* **PROBLEM DETAILS**:
The output should be every line below that includes the word "rest".

* **DATA UNDER STUDY**:

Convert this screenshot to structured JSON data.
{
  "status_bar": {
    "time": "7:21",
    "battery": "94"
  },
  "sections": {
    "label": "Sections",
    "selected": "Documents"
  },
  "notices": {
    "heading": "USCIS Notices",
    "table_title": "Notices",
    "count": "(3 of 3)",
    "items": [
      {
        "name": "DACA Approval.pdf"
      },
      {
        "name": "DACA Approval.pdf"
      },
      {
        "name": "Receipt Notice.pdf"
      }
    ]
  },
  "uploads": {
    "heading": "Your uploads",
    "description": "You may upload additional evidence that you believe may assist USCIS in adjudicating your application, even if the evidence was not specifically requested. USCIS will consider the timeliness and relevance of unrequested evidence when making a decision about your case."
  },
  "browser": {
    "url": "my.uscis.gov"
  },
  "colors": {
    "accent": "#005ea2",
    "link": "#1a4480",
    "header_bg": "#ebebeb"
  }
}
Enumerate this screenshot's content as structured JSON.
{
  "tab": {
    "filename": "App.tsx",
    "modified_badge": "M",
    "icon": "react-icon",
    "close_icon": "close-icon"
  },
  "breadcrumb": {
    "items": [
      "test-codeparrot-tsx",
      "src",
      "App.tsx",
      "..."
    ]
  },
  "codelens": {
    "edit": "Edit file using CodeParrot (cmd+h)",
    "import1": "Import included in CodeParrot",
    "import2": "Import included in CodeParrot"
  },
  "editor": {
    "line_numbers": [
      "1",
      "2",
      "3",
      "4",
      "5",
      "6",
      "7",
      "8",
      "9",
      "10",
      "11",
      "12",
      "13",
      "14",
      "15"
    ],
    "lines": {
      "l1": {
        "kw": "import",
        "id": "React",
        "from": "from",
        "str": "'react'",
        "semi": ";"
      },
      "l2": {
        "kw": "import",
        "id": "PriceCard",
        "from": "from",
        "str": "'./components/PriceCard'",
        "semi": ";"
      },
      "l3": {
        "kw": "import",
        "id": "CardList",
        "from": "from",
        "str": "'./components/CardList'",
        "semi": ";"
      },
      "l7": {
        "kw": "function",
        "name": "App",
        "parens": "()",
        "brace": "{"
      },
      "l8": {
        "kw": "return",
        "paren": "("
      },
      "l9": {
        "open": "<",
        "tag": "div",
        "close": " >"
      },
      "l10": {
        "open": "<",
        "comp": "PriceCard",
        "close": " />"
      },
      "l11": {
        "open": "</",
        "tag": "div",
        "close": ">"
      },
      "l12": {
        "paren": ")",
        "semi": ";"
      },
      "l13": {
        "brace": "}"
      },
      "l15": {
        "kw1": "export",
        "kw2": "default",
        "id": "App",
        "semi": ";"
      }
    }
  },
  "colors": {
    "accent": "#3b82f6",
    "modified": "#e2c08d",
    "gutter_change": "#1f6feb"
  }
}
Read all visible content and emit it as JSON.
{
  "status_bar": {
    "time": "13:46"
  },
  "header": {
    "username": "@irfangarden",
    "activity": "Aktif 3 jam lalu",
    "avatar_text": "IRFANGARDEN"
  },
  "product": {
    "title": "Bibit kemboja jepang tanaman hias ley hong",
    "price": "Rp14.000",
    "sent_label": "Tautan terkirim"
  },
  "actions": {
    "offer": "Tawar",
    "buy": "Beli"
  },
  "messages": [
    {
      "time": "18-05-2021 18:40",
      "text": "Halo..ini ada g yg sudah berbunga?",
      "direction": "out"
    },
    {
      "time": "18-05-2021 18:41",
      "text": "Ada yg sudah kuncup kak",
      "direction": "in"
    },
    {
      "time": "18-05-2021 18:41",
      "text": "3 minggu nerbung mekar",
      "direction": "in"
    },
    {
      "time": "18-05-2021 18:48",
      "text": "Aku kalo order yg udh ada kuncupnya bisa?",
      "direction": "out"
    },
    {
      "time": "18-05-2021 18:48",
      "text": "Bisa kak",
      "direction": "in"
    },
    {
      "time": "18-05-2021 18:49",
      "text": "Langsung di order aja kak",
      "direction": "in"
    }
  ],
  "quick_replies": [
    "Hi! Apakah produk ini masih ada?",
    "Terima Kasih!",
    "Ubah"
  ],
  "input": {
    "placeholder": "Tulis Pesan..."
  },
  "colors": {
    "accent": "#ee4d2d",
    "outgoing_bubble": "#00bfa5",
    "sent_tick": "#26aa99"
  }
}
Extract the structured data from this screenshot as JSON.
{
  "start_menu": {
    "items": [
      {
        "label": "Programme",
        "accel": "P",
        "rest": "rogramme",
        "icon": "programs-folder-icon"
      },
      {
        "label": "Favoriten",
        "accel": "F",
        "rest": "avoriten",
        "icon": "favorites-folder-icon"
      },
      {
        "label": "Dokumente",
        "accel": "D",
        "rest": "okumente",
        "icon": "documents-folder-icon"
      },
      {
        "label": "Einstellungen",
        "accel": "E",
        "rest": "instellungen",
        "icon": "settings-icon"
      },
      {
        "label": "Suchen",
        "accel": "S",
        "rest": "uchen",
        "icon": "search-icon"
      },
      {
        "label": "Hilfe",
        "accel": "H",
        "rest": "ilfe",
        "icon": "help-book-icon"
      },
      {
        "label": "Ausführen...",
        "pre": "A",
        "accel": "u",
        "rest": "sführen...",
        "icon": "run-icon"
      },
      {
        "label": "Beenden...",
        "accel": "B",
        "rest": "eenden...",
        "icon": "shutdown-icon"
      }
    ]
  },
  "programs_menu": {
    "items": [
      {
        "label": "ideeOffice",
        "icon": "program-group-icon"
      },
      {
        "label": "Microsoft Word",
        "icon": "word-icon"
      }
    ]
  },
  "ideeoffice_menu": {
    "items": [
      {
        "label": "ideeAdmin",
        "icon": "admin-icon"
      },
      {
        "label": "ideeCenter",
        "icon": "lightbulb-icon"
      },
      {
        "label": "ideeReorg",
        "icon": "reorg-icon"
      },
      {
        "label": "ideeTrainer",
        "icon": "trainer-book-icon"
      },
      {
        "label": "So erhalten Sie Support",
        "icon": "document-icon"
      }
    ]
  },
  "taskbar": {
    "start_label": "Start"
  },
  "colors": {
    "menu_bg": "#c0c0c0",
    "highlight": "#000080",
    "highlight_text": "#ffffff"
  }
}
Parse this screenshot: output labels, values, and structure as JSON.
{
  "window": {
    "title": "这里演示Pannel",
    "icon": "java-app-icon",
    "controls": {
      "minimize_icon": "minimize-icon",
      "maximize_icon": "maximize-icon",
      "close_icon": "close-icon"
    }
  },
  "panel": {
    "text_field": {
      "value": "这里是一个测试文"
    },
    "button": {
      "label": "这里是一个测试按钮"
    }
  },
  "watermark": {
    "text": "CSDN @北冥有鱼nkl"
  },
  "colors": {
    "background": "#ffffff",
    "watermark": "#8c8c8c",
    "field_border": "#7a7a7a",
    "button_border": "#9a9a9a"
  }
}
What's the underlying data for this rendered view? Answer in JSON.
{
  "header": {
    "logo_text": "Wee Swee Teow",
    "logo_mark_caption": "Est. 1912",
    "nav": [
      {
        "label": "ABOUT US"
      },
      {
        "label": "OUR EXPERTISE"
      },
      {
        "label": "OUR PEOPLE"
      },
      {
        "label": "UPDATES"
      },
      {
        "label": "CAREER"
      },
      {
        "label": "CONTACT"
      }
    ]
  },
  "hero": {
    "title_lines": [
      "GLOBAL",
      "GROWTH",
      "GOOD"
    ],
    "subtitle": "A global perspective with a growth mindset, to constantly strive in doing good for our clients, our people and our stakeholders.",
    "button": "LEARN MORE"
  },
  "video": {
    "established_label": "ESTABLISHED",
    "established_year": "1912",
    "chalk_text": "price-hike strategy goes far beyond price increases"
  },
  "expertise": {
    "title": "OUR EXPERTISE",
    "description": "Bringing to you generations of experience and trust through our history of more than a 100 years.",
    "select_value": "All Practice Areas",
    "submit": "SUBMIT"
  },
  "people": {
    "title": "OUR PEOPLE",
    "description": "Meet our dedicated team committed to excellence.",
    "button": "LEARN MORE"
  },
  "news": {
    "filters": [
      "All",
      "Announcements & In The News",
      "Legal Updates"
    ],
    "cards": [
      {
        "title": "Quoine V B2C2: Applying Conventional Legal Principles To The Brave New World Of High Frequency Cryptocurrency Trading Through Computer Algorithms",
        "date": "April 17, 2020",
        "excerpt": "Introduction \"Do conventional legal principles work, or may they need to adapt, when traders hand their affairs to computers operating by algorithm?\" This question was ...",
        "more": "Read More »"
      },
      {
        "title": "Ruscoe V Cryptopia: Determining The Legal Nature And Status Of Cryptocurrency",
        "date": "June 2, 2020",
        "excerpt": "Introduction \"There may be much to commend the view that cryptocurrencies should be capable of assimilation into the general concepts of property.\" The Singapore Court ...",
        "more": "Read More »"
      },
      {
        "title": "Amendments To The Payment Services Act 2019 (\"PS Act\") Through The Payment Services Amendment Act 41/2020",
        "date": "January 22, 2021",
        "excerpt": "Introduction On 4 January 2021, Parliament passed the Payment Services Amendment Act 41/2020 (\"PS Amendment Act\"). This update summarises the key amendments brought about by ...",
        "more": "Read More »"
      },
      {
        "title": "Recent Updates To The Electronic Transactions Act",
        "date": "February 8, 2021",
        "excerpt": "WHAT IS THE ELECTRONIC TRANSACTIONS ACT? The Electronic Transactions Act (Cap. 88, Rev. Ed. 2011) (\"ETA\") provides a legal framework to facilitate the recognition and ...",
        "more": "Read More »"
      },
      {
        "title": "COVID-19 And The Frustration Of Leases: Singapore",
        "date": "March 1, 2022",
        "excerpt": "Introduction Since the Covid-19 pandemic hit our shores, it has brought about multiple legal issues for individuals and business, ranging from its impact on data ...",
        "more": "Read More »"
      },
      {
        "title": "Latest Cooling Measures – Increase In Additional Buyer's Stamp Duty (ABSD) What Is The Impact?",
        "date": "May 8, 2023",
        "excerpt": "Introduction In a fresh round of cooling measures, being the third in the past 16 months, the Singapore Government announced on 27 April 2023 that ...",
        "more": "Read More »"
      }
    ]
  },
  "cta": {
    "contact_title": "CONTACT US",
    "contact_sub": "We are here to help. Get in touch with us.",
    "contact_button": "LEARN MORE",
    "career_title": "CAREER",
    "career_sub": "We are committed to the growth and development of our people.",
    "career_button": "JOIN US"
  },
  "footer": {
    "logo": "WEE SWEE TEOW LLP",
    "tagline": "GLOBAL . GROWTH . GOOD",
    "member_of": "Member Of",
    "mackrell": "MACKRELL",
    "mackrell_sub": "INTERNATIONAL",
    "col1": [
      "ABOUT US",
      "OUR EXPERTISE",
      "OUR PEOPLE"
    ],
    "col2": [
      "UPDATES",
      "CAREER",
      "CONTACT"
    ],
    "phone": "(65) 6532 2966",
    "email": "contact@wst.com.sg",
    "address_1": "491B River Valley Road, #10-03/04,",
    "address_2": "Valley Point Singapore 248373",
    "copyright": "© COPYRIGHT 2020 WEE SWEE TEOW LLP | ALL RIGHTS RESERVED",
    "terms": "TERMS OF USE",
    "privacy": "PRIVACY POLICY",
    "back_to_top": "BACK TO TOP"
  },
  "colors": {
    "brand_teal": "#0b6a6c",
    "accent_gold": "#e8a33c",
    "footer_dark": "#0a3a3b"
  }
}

* **THE ANSWER**:
        "rest": "rogramme",
        "rest": "avoriten",
        "rest": "okumente",
        "rest": "instellungen",
        "rest": "uchen",
        "rest": "ilfe",
        "rest": "sführen...",
        "rest": "eenden...",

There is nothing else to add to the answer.